Tea plantation is another monoculture system seen in the high altitude forested area of the State. It extends to an area of about 36131 ha. The area being located in the crest of the Ghats, the forest type which is very badly affected, is the southern wet Temperate Forests or the Sholas, whose extent is only about 70 km square. They are unique with several endemic and endangered species like the rhododendrons, disjunctively distributed in the South Indian Hills from the Himalayan region. Shola grassland ecosystem is the only habitat of the endemic wild goat Nilgiri Tahr. Most of the rivers originate from the Shola forests. Therefore tea plantations are actually detrimental to the environment and biodiversity of the region and it also damages the vegetation types and biodiversity of the whole State by way of reducing the stream flow and polluting the water courses and water bodies by the discharge of residues of chemical fertilisers, insecticides and pesticides used to grow the tea crop. Coffee plantations, covering an area of about 84115 ha are also grown at the expense of natural vegetation and pristine environment.

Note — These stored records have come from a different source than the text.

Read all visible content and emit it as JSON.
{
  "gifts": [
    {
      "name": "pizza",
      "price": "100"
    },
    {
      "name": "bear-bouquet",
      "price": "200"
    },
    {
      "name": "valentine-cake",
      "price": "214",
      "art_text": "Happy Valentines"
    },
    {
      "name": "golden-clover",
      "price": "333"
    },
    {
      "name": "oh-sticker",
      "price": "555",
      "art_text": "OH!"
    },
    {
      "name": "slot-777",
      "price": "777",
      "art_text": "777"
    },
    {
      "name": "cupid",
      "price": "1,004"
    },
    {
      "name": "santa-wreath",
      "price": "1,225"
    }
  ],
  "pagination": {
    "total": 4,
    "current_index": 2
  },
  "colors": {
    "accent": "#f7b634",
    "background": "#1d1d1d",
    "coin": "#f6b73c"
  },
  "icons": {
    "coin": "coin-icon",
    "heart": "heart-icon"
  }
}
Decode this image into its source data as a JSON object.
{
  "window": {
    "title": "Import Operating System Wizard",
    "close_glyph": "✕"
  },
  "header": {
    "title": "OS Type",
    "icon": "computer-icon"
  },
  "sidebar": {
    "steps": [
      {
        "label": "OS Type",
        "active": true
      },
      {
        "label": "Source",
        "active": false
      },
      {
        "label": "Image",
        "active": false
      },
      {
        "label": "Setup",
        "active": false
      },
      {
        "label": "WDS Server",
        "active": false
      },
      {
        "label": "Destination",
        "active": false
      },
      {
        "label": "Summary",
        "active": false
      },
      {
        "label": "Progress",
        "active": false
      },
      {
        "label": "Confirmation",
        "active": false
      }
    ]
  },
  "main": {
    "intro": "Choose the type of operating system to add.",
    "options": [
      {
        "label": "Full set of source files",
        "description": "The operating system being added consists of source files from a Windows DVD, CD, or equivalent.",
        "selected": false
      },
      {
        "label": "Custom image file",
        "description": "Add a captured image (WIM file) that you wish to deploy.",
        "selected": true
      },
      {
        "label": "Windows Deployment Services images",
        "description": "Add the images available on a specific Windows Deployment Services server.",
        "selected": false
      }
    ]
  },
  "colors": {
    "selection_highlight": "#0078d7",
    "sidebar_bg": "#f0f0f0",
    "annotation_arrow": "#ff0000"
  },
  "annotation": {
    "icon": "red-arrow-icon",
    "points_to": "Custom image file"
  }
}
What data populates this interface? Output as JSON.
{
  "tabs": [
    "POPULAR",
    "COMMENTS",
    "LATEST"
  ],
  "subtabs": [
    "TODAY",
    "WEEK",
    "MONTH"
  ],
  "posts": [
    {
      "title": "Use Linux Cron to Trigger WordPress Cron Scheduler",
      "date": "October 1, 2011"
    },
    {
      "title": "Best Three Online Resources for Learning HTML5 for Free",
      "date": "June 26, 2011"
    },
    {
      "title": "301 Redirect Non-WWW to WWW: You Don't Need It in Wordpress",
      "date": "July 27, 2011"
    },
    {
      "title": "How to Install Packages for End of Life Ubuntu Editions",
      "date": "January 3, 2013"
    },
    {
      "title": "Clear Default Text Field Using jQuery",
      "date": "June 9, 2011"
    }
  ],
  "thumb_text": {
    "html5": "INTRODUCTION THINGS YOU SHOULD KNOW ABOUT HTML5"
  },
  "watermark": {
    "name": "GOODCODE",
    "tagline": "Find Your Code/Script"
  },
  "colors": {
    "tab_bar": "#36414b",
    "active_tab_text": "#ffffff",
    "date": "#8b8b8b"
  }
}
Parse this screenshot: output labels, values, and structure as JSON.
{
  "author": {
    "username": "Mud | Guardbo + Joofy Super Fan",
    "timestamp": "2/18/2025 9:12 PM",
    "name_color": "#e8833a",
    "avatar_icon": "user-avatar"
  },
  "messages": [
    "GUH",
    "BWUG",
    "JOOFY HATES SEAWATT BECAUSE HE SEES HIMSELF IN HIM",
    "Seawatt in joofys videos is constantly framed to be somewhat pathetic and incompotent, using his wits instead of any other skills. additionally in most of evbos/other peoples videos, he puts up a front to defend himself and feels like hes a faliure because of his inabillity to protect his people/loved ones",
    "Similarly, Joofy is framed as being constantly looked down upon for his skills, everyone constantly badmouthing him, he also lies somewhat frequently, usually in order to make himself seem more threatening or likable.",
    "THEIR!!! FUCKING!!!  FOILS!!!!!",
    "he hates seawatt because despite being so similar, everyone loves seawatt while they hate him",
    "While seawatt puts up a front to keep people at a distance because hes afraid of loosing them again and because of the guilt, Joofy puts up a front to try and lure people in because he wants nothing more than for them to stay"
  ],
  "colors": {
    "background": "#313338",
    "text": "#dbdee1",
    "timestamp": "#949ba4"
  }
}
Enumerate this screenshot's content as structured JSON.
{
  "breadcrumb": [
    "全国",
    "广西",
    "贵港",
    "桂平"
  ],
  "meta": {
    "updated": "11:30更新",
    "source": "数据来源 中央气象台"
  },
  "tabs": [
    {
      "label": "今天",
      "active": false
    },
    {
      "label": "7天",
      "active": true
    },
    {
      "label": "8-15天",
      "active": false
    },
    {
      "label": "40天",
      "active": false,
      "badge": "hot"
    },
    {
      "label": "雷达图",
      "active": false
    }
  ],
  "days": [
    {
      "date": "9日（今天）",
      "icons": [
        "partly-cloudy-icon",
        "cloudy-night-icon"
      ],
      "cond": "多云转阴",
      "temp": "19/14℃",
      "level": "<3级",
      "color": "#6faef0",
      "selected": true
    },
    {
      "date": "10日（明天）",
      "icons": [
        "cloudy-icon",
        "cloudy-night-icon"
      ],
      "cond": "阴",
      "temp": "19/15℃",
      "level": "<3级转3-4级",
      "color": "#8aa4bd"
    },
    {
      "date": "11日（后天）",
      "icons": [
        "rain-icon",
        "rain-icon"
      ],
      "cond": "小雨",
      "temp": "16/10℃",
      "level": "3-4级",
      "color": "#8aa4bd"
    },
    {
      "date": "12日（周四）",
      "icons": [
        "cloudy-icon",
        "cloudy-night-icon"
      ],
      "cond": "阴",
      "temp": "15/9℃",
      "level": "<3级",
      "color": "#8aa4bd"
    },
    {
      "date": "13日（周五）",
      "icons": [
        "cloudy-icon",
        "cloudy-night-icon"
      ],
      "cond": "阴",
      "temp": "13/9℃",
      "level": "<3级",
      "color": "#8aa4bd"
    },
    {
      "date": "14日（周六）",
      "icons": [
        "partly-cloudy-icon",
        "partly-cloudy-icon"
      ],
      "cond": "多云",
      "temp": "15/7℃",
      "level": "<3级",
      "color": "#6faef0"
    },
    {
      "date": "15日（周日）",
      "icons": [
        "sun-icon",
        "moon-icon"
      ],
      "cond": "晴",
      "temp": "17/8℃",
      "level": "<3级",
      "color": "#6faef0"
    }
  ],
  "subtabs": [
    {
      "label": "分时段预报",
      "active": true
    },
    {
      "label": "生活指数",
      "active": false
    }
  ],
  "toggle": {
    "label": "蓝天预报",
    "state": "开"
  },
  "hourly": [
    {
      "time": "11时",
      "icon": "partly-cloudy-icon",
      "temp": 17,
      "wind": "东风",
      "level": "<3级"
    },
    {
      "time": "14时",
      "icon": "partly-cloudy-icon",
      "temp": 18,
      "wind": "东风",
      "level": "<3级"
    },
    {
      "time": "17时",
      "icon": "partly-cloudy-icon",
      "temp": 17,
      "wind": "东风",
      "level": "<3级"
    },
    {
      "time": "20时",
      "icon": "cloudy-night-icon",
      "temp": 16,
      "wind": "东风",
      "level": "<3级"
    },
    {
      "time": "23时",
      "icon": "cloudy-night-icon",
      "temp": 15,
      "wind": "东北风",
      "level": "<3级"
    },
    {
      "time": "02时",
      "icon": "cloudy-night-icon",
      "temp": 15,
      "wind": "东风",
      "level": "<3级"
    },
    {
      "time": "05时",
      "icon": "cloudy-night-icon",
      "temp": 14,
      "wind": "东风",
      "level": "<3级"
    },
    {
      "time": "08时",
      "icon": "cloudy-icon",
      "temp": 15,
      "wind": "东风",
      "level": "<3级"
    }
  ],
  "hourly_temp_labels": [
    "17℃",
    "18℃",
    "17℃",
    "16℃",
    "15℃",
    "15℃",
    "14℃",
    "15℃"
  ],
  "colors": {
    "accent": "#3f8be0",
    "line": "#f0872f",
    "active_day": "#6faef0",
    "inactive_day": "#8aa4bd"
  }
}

The non-forest land area of the State include mainly cultivable and non cultivable area. The cultivated area of about 2761094 ha. are mainly occupied by paddy (228938 ha.) and tree crops like coconut (818812 ha.), rubber etc. The cultivation of rubber extending to an area of 512045 ha. in midlands and also in the hilly uplands, has drastically affected the nature and biodiversity of the region by the extermination of several medicinal and other plant species even from the highly fragmented homesteads. Pineapple is yet another crop recently grown extensively in the State, for better and quick economic returns replacing paddy and coconut, which of late, has become non profitable and labour intensive. Cultivation of improved varieties of paddy, mango, jack fruit, plantains etc. is yet another tendency in the State. The Vechoor cow, paddy strains like chettadi (cheradi), thavalakkannan, cheera, vellari, veluthakazhama etc., several varieties of Mango, Jack fruit, Drumstick plantain varieties like Karpooravalli and Kadali, Pepper varieties, Tapioca varieties etc are all now replaced by laboratory evolved strains, less adapted to the environment and having only very narrow genetic base and manipulated short life span. This has led to the genetic erosion of most of the native varieties and their wild relatives. The far reaching consequence of this cannot be estimated or understood at present. The high density of population and the diversion of land for non agricultural purposes like construction of houses, flats, commercial complexes etc. have environmental impacts on this green strip of peninsular India.